··· Data to process ···

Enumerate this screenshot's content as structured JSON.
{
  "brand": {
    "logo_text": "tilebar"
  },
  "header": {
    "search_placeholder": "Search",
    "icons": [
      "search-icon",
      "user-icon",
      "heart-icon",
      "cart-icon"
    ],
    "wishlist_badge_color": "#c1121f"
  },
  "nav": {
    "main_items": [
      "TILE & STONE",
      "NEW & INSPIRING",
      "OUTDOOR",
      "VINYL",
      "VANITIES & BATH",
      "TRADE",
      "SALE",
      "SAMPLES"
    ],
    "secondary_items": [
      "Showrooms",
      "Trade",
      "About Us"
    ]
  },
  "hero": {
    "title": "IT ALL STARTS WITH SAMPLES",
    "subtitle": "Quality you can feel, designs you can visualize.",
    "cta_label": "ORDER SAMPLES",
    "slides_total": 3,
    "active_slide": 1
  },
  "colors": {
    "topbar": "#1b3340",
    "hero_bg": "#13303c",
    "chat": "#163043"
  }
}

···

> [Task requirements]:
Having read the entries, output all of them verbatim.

> [Result of the task]:
Enumerate this screenshot's content as structured JSON.
{
  "brand": {
    "logo_text": "tilebar"
  },
  "header": {
    "search_placeholder": "Search",
    "icons": [
      "search-icon",
      "user-icon",
      "heart-icon",
      "cart-icon"
    ],
    "wishlist_badge_color": "#c1121f"
  },
  "nav": {
    "main_items": [
      "TILE & STONE",
      "NEW & INSPIRING",
      "OUTDOOR",
      "VINYL",
      "VANITIES & BATH",
      "TRADE",
      "SALE",
      "SAMPLES"
    ],
    "secondary_items": [
      "Showrooms",
      "Trade",
      "About Us"
    ]
  },
  "hero": {
    "title": "IT ALL STARTS WITH SAMPLES",
    "subtitle": "Quality you can feel, designs you can visualize.",
    "cta_label": "ORDER SAMPLES",
    "slides_total": 3,
    "active_slide": 1
  },
  "colors": {
    "topbar": "#1b3340",
    "hero_bg": "#13303c",
    "chat": "#163043"
  }
}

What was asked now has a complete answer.